Another novel which gives voice to the repressed is Pip Williams’ The Dictionary of Lost Words (Affirm Press). Set at the time of women’s suffrage movement in England, the novel features a girl determined to ensure words and meanings related to women’s experiences are not lost. In her character’s observations, and later role in the creation of the Oxford English Dictionary, the author elegantly demonstrates the unconscious biases in how language is codified. Williams considers historical fiction is an accessible way for readers to learn alternative narratives given “history has so often been written by the victors, and so often written by men, there is a lot missing.”

The Electric Hotel (Allen & Unwin) by Dominic Smith explores the nascent days of cinema. From the Lumière brothers’ first demonstrations of moving pictures in Paris to early American movie houses in Fort Lee, New Jersey— America’s first movie town— to the battlefields of Belgium in the First World War, this is a prodigiously researched journey through the birth of cinema and one man’s doomed obsession with his muse. Smith considers historical fiction gives us a sense of the lives that came before us and allows us “to empathise with our ancestors, and understand the forces that shaped the present.”
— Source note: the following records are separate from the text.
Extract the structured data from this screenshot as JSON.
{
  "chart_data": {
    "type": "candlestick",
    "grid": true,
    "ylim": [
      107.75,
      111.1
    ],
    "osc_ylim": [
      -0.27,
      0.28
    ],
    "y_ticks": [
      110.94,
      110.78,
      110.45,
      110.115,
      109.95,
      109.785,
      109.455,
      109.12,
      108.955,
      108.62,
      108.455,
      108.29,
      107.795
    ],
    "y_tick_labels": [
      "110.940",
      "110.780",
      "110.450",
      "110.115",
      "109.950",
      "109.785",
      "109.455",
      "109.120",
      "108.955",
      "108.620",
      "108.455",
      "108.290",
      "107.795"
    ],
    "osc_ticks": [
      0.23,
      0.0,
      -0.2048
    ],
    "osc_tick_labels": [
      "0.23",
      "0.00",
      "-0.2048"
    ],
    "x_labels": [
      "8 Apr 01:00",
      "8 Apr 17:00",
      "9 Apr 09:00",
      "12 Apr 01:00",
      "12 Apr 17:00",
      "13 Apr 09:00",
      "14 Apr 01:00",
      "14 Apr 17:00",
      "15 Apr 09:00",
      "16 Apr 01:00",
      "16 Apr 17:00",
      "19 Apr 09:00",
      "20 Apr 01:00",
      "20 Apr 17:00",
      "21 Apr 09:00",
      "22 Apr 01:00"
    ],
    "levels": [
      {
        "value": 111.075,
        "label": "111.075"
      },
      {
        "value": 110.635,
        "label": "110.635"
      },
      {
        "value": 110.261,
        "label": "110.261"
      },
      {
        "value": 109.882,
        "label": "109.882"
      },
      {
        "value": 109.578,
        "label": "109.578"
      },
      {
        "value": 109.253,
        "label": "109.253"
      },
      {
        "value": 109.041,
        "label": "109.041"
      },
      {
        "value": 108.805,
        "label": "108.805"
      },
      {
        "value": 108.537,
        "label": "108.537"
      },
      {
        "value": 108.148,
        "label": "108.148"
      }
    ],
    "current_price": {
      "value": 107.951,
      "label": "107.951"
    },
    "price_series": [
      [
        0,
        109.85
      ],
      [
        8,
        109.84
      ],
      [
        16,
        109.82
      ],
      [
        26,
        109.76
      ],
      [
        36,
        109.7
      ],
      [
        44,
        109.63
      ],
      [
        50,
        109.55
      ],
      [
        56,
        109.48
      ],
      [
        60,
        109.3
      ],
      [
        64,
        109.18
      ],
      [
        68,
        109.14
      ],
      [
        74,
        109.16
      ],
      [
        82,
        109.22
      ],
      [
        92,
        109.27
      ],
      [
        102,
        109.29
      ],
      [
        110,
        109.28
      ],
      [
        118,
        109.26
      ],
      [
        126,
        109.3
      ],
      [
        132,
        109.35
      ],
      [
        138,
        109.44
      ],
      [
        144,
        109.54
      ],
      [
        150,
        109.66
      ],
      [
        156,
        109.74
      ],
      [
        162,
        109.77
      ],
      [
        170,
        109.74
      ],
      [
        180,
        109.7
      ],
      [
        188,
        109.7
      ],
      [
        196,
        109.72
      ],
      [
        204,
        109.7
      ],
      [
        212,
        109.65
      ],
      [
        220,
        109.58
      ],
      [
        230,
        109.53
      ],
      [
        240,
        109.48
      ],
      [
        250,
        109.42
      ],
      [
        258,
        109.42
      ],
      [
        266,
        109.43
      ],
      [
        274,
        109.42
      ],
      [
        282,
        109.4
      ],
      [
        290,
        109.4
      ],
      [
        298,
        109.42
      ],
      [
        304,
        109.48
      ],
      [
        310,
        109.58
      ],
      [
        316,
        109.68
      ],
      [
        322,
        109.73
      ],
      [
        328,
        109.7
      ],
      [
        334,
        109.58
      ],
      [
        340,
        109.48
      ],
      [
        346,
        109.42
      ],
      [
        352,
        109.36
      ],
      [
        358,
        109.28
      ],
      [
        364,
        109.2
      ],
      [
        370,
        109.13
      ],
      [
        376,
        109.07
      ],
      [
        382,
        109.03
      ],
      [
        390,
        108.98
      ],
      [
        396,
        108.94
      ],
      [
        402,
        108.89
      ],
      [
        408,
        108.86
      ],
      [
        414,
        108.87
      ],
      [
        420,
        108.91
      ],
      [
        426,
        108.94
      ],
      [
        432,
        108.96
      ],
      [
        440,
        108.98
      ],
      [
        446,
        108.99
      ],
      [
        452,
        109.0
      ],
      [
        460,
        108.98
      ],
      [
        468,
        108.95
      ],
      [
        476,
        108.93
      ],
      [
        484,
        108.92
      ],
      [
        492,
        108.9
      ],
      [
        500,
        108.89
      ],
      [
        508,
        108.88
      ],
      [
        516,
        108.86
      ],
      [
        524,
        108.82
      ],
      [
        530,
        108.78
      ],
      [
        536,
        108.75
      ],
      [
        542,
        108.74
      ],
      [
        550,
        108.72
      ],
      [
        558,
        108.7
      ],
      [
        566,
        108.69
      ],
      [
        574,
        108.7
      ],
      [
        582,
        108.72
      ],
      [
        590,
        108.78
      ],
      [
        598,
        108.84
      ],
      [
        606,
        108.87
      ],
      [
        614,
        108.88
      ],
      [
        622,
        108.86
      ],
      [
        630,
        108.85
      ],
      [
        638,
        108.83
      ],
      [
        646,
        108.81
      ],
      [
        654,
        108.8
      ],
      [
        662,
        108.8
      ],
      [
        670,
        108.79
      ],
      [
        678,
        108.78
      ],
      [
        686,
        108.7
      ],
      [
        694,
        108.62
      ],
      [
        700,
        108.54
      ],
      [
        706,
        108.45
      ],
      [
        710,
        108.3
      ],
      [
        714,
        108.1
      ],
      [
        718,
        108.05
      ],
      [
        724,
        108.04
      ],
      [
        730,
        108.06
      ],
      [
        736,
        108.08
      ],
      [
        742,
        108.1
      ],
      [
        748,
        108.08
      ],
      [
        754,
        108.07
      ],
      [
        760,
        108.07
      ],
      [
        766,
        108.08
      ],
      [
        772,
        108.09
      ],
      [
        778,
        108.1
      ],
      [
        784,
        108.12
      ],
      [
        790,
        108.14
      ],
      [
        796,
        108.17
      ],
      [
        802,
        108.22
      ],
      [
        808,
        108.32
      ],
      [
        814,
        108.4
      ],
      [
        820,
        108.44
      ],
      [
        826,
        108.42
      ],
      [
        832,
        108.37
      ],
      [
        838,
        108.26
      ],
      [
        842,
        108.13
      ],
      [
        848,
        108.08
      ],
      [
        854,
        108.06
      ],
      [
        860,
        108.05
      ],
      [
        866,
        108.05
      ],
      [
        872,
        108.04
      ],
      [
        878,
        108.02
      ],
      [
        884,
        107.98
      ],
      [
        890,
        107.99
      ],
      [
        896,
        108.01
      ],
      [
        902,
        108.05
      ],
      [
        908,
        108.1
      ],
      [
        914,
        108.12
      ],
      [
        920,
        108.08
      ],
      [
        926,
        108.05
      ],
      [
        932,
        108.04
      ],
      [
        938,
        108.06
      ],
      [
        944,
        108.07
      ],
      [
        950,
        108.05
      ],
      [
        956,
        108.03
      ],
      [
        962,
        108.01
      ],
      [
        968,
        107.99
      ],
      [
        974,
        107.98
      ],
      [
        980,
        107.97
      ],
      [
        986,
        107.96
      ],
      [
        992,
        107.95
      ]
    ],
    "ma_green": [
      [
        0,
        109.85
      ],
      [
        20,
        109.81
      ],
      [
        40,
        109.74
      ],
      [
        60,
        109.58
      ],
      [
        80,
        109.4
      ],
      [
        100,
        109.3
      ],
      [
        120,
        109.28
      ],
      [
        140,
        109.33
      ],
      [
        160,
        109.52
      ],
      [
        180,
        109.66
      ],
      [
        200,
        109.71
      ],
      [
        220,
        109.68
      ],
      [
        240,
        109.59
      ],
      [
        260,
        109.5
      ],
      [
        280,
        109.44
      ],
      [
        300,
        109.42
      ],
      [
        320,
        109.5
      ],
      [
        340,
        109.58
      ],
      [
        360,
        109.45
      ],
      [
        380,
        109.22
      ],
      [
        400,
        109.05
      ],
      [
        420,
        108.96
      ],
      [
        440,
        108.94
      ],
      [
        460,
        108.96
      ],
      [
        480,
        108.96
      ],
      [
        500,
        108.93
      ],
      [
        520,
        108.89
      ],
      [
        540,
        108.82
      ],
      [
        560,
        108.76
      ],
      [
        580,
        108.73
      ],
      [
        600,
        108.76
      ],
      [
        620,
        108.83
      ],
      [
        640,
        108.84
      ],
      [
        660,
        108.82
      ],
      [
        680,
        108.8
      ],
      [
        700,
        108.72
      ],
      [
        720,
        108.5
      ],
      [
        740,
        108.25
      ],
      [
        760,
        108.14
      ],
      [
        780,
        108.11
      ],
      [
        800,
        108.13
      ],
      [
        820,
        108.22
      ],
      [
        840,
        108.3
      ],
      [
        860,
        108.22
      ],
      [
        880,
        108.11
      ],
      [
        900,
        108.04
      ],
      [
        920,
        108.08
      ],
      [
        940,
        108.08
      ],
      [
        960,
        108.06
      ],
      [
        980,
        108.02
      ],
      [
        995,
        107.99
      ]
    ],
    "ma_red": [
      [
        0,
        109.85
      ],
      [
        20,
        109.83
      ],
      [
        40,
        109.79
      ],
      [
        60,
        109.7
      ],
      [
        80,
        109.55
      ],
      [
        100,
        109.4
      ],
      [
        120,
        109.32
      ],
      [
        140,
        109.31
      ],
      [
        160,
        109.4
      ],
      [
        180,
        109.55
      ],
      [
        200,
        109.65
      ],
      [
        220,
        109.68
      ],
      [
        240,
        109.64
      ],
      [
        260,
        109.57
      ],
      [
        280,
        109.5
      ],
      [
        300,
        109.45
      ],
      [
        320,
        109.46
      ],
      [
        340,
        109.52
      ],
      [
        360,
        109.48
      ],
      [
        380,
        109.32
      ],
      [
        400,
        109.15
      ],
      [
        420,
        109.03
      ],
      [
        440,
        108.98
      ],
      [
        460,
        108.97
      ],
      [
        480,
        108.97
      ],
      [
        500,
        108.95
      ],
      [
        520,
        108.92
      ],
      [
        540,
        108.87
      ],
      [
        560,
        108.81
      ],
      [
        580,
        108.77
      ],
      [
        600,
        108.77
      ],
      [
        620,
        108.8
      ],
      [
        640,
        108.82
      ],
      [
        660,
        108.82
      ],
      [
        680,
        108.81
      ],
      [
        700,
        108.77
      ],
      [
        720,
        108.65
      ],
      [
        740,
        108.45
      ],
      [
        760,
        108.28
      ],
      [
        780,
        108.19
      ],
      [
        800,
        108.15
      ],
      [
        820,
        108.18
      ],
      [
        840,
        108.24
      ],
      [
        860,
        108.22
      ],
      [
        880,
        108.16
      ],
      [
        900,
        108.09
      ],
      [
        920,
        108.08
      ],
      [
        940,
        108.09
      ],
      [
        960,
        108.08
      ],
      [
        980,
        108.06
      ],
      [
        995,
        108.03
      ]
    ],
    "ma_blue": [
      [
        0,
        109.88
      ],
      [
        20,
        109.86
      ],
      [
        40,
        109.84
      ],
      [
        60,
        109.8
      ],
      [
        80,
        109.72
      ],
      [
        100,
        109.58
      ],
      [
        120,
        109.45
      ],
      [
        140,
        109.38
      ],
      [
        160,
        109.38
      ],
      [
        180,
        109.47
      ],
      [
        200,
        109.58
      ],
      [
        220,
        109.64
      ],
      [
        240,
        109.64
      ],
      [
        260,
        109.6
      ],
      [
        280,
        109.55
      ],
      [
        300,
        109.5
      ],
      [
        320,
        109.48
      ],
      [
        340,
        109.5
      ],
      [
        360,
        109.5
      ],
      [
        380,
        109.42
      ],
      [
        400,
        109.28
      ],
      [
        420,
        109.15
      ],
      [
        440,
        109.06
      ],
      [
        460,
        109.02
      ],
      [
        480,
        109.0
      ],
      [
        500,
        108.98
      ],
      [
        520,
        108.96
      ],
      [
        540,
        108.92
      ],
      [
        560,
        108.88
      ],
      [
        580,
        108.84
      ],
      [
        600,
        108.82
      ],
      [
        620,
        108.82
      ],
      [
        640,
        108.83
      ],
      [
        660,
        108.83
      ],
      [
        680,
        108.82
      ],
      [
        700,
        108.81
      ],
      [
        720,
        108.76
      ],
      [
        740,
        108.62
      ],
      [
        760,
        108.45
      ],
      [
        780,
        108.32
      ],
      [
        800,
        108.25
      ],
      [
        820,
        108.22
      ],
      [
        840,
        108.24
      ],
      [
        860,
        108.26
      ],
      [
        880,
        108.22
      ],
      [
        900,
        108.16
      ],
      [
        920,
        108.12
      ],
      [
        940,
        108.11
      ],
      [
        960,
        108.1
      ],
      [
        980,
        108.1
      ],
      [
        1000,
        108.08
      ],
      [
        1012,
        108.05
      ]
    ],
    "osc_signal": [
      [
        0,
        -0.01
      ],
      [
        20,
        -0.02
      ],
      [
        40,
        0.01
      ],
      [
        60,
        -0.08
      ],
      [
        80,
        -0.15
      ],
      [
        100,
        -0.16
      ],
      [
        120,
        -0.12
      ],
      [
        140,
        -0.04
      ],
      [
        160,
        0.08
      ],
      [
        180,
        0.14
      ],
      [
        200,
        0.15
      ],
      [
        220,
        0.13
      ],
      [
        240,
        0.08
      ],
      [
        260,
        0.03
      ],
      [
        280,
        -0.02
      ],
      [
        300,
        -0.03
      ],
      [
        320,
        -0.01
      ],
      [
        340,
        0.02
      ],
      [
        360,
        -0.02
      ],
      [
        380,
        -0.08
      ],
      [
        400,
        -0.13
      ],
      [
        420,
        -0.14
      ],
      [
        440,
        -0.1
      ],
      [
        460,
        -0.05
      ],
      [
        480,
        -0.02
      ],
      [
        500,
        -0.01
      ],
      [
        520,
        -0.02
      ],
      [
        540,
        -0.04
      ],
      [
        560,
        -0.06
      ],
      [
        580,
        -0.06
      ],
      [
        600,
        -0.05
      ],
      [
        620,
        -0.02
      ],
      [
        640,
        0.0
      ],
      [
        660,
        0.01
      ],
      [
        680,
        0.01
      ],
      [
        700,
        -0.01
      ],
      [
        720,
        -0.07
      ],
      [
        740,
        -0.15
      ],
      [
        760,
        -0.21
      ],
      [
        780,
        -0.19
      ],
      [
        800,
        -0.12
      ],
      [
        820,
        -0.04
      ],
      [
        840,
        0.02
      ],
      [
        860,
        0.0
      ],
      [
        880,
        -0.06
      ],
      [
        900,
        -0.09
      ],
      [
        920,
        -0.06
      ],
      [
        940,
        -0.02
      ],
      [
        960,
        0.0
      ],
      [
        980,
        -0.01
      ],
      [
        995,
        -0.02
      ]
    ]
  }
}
Another debut historical novelist placed in the contest is Nigel Featherstone with Bodies of Men (Hachette Australia). Set during and after the Western Desert campaign in the Second World War, the book explores both the outward courage and the inner struggle of two gay soldiers. This is a tender and beautifully written love story that challenges ideas about fathers and sons, masculinity and war. Featherstone sees being longlisted as a real ‘shot in the arm’ and considers the ARA Historical Novel Prize to be a terrific initiative which represents “an opportunity to be part of the broader conversation about historical fiction and to recognise all the writers and readers that love the genre.”

Spreading the word about the inauguration of the prize during COVID posed its own challenges. This led the HNSA Prize Committee to delve into producing virtual announcements to publicise the longlist, shortlist and winner. Illustrated excerpts were read by the authors via Youtube with relevant graphics and music. You can view these on the website. 1
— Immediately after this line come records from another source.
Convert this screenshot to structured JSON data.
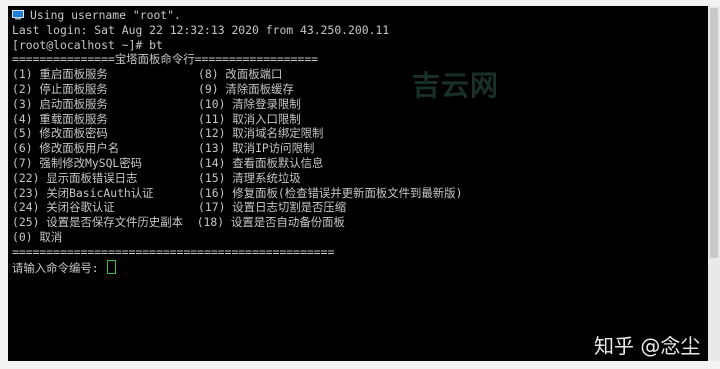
{
  "terminal": {
    "lines": {
      "l1": "Using username \"root\".",
      "l2": "Last login: Sat Aug 22 12:32:13 2020 from 43.250.200.11",
      "l3": "[root@localhost ~]# bt",
      "l4": "===============宝塔面板命令行=================="
    },
    "menu": {
      "r1": {
        "a": "(1) 重启面板服务",
        "b": "(8) 改面板端口"
      },
      "r2": {
        "a": "(2) 停止面板服务",
        "b": "(9) 清除面板缓存"
      },
      "r3": {
        "a": "(3) 启动面板服务",
        "b": "(10) 清除登录限制"
      },
      "r4": {
        "a": "(4) 重载面板服务",
        "b": "(11) 取消入口限制"
      },
      "r5": {
        "a": "(5) 修改面板密码",
        "b": "(12) 取消域名绑定限制"
      },
      "r6": {
        "a": "(6) 修改面板用户名",
        "b": "(13) 取消IP访问限制"
      },
      "r7": {
        "a": "(7) 强制修改MySQL密码",
        "b": "(14) 查看面板默认信息"
      },
      "r8": {
        "a": "(22) 显示面板错误日志",
        "b": "(15) 清理系统垃圾"
      },
      "r9": {
        "a": "(23) 关闭BasicAuth认证",
        "b": "(16) 修复面板(检查错误并更新面板文件到最新版)"
      },
      "r10": {
        "a": "(24) 关闭谷歌认证",
        "b": "(17) 设置日志切割是否压缩"
      },
      "r11": "(25) 设置是否保存文件历史副本  (18) 设置是否自动备份面板",
      "r12": "(0) 取消",
      "r13": "==============================================="
    },
    "prompt": "请输入命令编号: "
  },
  "watermarks": {
    "faint": "吉云网",
    "zhihu": "知乎 @念尘"
  },
  "colors": {
    "background": "#000000",
    "text": "#c7c7c7",
    "cursor": "#3fbf3f"
  }
}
The committee comprised Elisabeth Storrs, Sophie Masson, Diane Murray, Sally Wood and Greg Johnston. The task we set ourselves was at times overwhelming but we are all immensely proud of being able to grab the attention of the ANZ publishing industry and historical novelists. The ARA Historical Novel Prize is a true celebration of the genre, and a real opportunity to foster it on a grander scale. As the Chair of the judges, Linda Funnell, remarked: “It does, indeed, feel we are in a golden age for historical fiction.”
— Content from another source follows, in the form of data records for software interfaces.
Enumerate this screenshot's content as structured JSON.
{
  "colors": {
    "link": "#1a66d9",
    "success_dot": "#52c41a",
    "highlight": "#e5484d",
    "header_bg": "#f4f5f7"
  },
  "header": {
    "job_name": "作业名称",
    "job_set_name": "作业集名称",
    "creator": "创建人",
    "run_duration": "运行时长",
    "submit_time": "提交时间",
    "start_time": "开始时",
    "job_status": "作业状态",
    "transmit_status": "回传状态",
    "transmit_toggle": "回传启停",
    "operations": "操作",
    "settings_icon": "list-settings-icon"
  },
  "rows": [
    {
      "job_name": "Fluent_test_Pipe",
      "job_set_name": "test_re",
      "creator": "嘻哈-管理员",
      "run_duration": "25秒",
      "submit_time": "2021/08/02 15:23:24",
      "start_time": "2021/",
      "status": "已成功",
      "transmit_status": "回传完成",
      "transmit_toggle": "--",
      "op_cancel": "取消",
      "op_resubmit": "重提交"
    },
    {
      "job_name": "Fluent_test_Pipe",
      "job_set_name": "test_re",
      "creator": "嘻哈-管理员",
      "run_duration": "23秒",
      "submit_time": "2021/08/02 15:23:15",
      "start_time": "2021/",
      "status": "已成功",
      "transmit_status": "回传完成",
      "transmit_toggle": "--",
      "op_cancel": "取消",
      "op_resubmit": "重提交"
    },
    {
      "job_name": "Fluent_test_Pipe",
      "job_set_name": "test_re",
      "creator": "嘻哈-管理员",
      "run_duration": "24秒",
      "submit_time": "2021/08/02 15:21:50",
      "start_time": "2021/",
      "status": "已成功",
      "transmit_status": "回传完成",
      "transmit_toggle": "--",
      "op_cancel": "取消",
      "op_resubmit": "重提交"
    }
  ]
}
  1.  The presentation of the prize is also on YouTube:

ABOUT THE CONTRIBUTOR: Elisabeth Storrs is the author of the ‘A Tale of Ancient Rome’ series. She co-founded Historical Novel Society Australasia and is the program director for its conferences. She is also one of ‘The History Girls’.

Published in Historical Novels Review | Issue 95 (February 2021)

In This Section

About our Articles

Our features are original articles from our print magazines (these will say where they were originally published) or original articles commissiones for this site. If you would like to contribute an article for the magazine and/or site, please contact us. While our articles are usually written by members, this is not obligatory. No features are paid for.